▶ _TASK DETAILS_: Every line below that holds the word "screenshot" must be listed.

[Dataset rows for apps and sites]
=====
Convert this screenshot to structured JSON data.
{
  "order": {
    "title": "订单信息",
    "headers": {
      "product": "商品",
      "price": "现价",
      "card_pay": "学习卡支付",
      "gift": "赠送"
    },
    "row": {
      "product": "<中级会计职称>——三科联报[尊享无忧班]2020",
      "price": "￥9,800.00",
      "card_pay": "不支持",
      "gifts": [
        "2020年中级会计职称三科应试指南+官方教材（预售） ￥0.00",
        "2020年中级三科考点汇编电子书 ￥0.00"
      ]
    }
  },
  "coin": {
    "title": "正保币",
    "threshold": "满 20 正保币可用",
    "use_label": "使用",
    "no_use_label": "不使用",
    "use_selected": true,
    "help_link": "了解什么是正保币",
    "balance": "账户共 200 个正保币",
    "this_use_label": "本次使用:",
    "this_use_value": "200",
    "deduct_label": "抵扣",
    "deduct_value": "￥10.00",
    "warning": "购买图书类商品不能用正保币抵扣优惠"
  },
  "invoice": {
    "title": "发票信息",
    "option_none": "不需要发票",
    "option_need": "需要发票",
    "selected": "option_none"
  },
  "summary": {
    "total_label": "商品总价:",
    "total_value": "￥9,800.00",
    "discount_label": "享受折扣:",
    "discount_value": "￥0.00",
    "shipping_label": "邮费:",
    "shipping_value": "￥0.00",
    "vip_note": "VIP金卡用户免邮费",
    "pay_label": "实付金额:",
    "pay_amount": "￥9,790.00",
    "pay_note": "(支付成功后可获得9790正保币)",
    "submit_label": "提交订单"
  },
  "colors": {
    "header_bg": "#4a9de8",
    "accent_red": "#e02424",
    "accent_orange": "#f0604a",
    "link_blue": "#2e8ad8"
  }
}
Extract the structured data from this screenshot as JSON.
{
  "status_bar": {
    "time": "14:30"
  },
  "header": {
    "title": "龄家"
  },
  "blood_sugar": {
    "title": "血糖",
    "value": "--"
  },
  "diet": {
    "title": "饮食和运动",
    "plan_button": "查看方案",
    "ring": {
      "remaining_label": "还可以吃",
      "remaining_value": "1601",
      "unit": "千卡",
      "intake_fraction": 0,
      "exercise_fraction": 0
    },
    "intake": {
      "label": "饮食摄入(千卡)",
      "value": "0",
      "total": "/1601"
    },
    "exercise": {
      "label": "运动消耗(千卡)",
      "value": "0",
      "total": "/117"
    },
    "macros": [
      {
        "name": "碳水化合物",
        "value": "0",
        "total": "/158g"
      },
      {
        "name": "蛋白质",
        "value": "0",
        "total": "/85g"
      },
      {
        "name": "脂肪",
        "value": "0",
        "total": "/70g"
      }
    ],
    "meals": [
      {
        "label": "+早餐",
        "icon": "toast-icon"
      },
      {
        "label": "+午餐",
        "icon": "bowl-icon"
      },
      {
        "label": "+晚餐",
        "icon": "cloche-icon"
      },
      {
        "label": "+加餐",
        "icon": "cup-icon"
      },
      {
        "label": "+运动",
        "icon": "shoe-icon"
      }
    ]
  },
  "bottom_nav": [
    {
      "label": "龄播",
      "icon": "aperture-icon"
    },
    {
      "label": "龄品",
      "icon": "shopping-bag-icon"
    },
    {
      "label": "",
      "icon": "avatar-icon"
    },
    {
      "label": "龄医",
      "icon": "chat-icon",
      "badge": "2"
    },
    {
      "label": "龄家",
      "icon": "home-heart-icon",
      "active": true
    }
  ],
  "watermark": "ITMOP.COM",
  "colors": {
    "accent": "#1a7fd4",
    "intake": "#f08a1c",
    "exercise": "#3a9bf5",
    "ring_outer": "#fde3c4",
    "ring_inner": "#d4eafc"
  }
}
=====
▶ _WRITTEN REPLY_:
Convert this screenshot to structured JSON data.
Extract the structured data from this screenshot as JSON.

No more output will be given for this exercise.